What this task involves:
Each record should be copied exactly into the answer, and no picture should go with it.

Stored data:
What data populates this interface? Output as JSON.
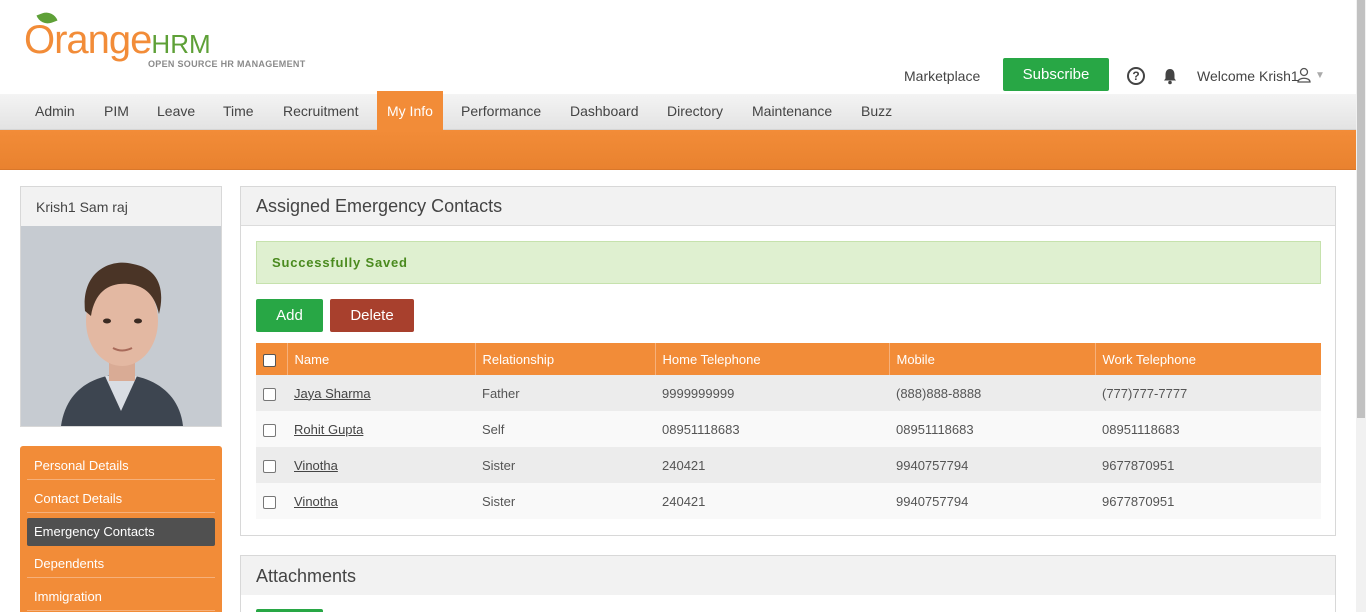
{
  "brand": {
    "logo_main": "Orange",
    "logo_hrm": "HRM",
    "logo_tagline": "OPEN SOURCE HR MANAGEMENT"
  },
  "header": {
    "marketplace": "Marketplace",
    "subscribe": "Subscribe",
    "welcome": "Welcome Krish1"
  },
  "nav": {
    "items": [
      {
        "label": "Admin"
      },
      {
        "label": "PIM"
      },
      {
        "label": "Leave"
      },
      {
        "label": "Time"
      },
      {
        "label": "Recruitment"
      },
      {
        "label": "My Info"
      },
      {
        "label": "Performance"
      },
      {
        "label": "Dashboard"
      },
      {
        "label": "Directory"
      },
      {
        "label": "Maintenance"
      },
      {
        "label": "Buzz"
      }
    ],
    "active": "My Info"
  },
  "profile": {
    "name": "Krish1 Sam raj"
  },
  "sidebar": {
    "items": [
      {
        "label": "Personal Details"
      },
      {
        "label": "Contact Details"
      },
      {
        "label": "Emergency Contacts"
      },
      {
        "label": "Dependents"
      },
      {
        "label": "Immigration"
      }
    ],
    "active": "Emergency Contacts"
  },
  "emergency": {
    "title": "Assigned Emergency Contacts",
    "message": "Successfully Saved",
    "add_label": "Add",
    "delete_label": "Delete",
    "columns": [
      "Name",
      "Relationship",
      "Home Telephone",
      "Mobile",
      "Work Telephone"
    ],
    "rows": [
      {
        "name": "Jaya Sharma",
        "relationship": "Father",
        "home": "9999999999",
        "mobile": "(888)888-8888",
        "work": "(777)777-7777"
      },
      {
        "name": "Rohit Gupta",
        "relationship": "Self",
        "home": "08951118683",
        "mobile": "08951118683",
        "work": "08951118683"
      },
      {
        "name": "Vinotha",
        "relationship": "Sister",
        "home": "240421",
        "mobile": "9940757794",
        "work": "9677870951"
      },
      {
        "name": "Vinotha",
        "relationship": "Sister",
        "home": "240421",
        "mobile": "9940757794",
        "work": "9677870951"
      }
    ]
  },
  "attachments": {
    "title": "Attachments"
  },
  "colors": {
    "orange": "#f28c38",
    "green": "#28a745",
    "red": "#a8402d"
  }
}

Exercise answer:
What data populates this interface? Output as JSON.
{
  "brand": {
    "logo_main": "Orange",
    "logo_hrm": "HRM",
    "logo_tagline": "OPEN SOURCE HR MANAGEMENT"
  },
  "header": {
    "marketplace": "Marketplace",
    "subscribe": "Subscribe",
    "welcome": "Welcome Krish1"
  },
  "nav": {
    "items": [
      {
        "label": "Admin"
      },
      {
        "label": "PIM"
      },
      {
        "label": "Leave"
      },
      {
        "label": "Time"
      },
      {
        "label": "Recruitment"
      },
      {
        "label": "My Info"
      },
      {
        "label": "Performance"
      },
      {
        "label": "Dashboard"
      },
      {
        "label": "Directory"
      },
      {
        "label": "Maintenance"
      },
      {
        "label": "Buzz"
      }
    ],
    "active": "My Info"
  },
  "profile": {
    "name": "Krish1 Sam raj"
  },
  "sidebar": {
    "items": [
      {
        "label": "Personal Details"
      },
      {
        "label": "Contact Details"
      },
      {
        "label": "Emergency Contacts"
      },
      {
        "label": "Dependents"
      },
      {
        "label": "Immigration"
      }
    ],
    "active": "Emergency Contacts"
  },
  "emergency": {
    "title": "Assigned Emergency Contacts",
    "message": "Successfully Saved",
    "add_label": "Add",
    "delete_label": "Delete",
    "columns": [
      "Name",
      "Relationship",
      "Home Telephone",
      "Mobile",
      "Work Telephone"
    ],
    "rows": [
      {
        "name": "Jaya Sharma",
        "relationship": "Father",
        "home": "9999999999",
        "mobile": "(888)888-8888",
        "work": "(777)777-7777"
      },
      {
        "name": "Rohit Gupta",
        "relationship": "Self",
        "home": "08951118683",
        "mobile": "08951118683",
        "work": "08951118683"
      },
      {
        "name": "Vinotha",
        "relationship": "Sister",
        "home": "240421",
        "mobile": "9940757794",
        "work": "9677870951"
      },
      {
        "name": "Vinotha",
        "relationship": "Sister",
        "home": "240421",
        "mobile": "9940757794",
        "work": "9677870951"
      }
    ]
  },
  "attachments": {
    "title": "Attachments"
  },
  "colors": {
    "orange": "#f28c38",
    "green": "#28a745",
    "red": "#a8402d"
  }
}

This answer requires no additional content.